The data section start

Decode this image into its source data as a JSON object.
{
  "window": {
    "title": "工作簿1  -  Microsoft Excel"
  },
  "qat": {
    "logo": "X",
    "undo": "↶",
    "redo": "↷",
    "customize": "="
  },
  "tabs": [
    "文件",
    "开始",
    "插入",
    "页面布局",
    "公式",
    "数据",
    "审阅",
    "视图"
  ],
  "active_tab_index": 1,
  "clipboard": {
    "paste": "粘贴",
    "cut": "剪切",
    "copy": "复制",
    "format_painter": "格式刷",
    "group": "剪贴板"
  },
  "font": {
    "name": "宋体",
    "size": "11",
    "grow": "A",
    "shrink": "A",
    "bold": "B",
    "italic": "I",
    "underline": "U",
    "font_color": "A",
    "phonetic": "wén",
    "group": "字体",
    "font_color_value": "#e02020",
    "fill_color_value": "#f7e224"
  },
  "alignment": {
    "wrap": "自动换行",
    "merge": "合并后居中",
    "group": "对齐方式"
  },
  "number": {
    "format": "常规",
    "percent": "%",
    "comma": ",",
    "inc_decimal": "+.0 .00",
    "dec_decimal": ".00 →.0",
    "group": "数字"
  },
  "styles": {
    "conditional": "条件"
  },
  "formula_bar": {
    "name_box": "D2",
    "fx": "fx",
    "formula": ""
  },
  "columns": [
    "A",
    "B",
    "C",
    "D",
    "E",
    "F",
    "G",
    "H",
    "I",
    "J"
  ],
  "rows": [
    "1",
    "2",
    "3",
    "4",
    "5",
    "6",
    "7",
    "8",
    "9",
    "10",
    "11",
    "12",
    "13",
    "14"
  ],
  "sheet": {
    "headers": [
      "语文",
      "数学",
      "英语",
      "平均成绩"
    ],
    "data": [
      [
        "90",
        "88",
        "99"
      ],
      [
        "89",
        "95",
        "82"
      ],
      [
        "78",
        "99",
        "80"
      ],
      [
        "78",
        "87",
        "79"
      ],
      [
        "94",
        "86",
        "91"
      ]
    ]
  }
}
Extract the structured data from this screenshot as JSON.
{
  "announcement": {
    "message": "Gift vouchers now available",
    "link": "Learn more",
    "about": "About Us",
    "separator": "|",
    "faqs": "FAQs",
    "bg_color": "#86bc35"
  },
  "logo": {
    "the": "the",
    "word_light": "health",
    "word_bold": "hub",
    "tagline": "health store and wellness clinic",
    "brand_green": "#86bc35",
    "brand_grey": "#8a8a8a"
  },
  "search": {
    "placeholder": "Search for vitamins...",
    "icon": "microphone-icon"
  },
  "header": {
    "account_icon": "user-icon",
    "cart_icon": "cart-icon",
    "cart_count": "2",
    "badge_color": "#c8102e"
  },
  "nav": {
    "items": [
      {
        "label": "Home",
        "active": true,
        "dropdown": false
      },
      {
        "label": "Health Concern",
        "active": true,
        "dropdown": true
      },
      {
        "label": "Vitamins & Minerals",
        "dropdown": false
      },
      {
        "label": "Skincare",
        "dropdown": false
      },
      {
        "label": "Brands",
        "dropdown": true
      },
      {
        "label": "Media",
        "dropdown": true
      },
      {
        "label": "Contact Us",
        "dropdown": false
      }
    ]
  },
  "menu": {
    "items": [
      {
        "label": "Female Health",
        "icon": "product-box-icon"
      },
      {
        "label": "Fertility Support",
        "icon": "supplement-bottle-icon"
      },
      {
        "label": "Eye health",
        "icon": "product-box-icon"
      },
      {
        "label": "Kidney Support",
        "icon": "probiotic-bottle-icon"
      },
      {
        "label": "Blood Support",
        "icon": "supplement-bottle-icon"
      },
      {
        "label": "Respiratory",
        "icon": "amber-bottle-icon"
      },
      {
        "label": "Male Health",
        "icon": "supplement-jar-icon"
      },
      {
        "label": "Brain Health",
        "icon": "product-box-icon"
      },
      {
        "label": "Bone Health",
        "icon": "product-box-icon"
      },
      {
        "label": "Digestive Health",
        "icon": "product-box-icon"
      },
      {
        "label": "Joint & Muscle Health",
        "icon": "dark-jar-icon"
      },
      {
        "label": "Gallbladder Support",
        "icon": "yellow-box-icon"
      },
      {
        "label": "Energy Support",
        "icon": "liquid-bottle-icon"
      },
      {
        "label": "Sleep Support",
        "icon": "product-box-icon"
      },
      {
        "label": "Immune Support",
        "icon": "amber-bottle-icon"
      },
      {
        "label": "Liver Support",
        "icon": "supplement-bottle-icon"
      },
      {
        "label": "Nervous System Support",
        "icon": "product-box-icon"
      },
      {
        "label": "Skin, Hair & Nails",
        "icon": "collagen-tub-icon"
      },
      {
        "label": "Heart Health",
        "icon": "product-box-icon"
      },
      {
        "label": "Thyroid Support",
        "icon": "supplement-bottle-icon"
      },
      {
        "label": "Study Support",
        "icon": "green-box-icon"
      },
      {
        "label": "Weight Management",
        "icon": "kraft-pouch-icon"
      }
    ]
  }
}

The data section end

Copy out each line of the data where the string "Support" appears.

        "label": "Fertility Support",
        "label": "Kidney Support",
        "label": "Blood Support",
        "label": "Gallbladder Support",
        "label": "Energy Support",
        "label": "Sleep Support",
        "label": "Immune Support",
        "label": "Liver Support",
        "label": "Nervous System Support",
        "label": "Thyroid Support",
        "label": "Study Support",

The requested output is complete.